Forty years ago, Martin Cooper, a Motorola executive, stood on a street corner in Manhattan and pulled off one of engineering's biggest public relation coups ever: he made the world's first call on a handheld, mobile cellular phone-in public-to a colleague at AT&T, a rival in the high-stakes race to develop the technology.
As an engineering manager, Cooper worked on many new products, including the first push button mobile phones. He soon became a specialist in digital electronics and was one of the first engineers to put transistors into a commercial application.
“Our first all-transistor mobile telephone had less than 100 transistors, but we were always trying to reduce that number because they cost us 50 cents each!” recalls Martin. He marvels over the fact that transistor counts in the billions are routine today.
The idea of Motorola developing a cellular telephone was an obvious next step. “We had been dreaming about this technology for a long time and had people in our own research labs working on all of the parts,” says Martin. “But though I knew that it could be done, at the same time we were pushing the technology envelope on almost every front.”
Nobody, for example, had ever built an antenna operating at 1 GHz in the small form factor needed. And nobody had ever designed a frequency synthesizer that could work reasonably well with low power drain. In fact, very few people were designing anything at all for battery operation.
“We needed power amps, we needed receiver amps, we needed synthesizers and we had to go to experts for every one of them, and then someone had to integrate the whole thing together,” says Cooper.
In spite of the daunting technological challenges, Motorola managed to crank out a working prototype in three months.

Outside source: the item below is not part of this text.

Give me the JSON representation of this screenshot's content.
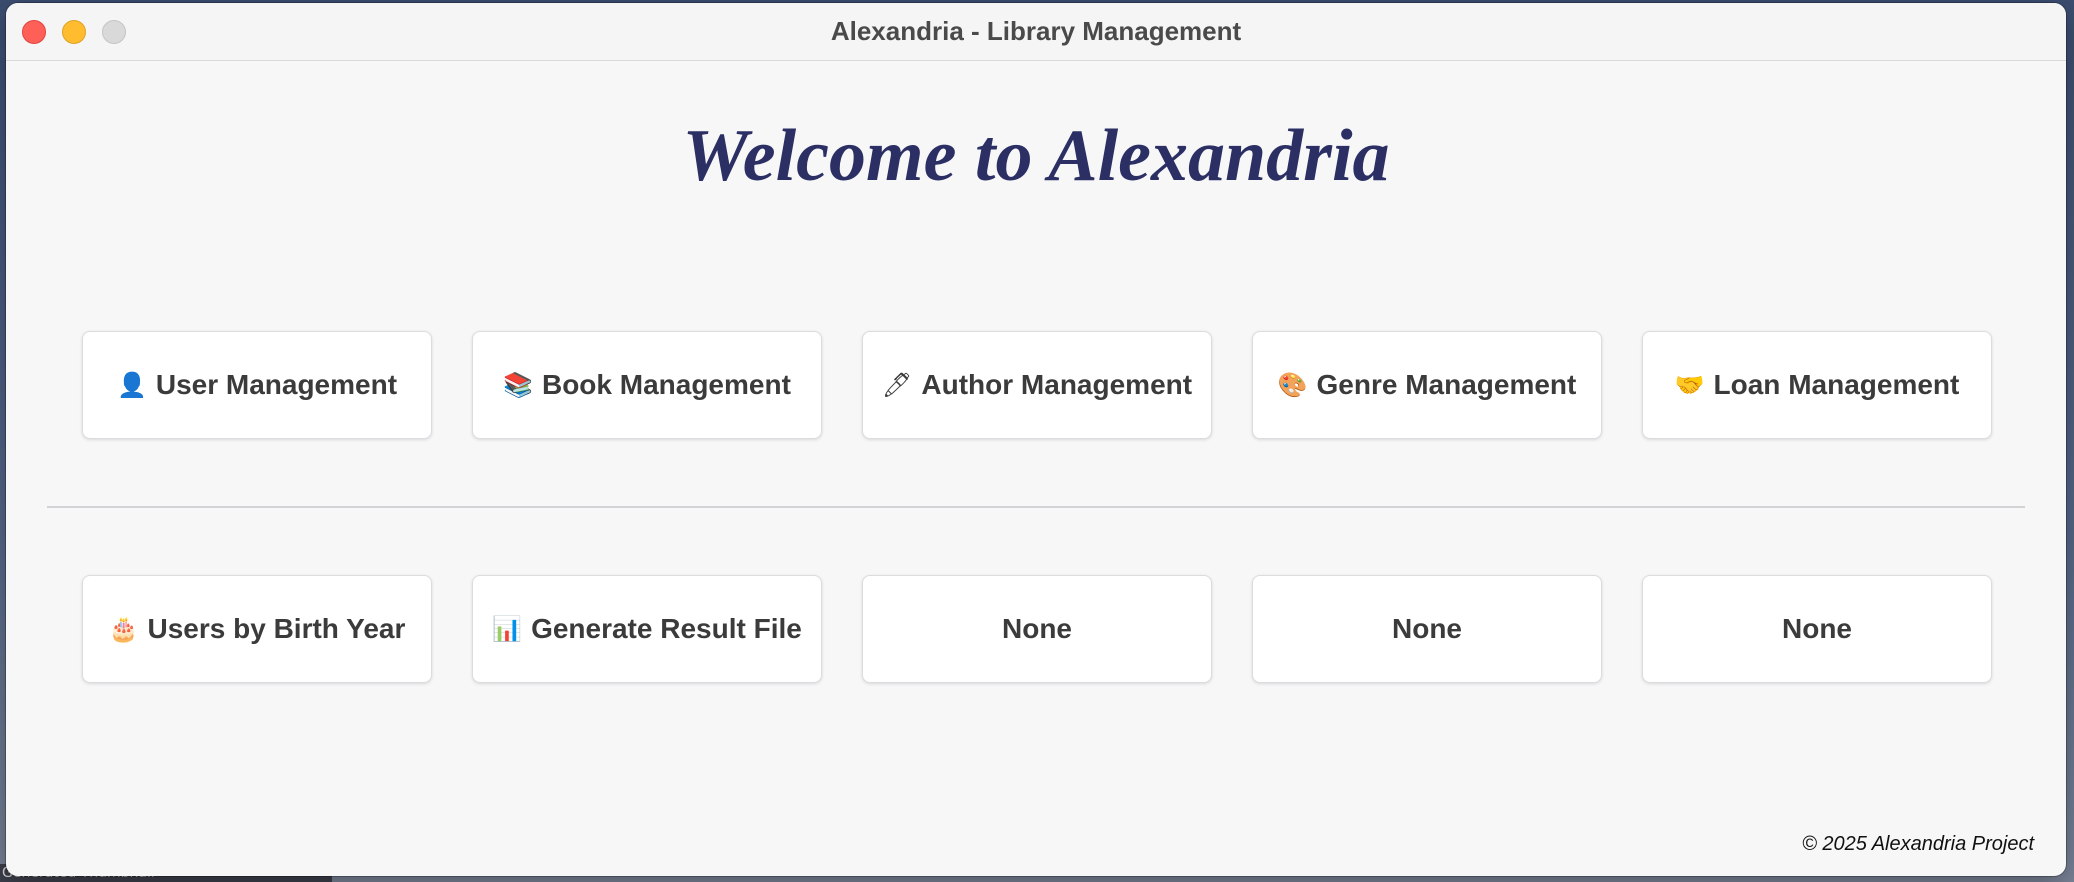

“First thing I told the engineers was to forget about the form factor and just get something to work,” says Cooper.
Under the leadership of Engineer Don Linder, engineers figured out how to combine some 300 to 400 parts together into a working phone and then squeeze the design into a 9 x 5 x 1.75 inch form factor. A huge nickel-cadmium battery, which had a charge of about 20 minutes, accounted for 40% of the weight of the 2.5-lb prototype.
Almost as soon as Cooper made his famous call, Motorola began working on a smaller, lighter, more affordable version of the phone that was reproducible. But it would be ten years and more than $100M dollars spent before Motorola began selling the DynaTAC8000x, for $3995 in 1983.
It included two features: You could make and receive phone calls.
Given that making a phone call is almost secondary to a modern day phone’s other capabilities, did Cooper envision the path of the first handheld cell phone’s trajectory?
“We knew that wireless was going to revolutionize us and that everybody was going to have a phone,” he says. “But the one thing I could not have begun to imagine was the impact of digital technology. Remember we were just getting started. If I had talked about putting 1,000 transistors in a phone, people would have assumed I was out of my mind.”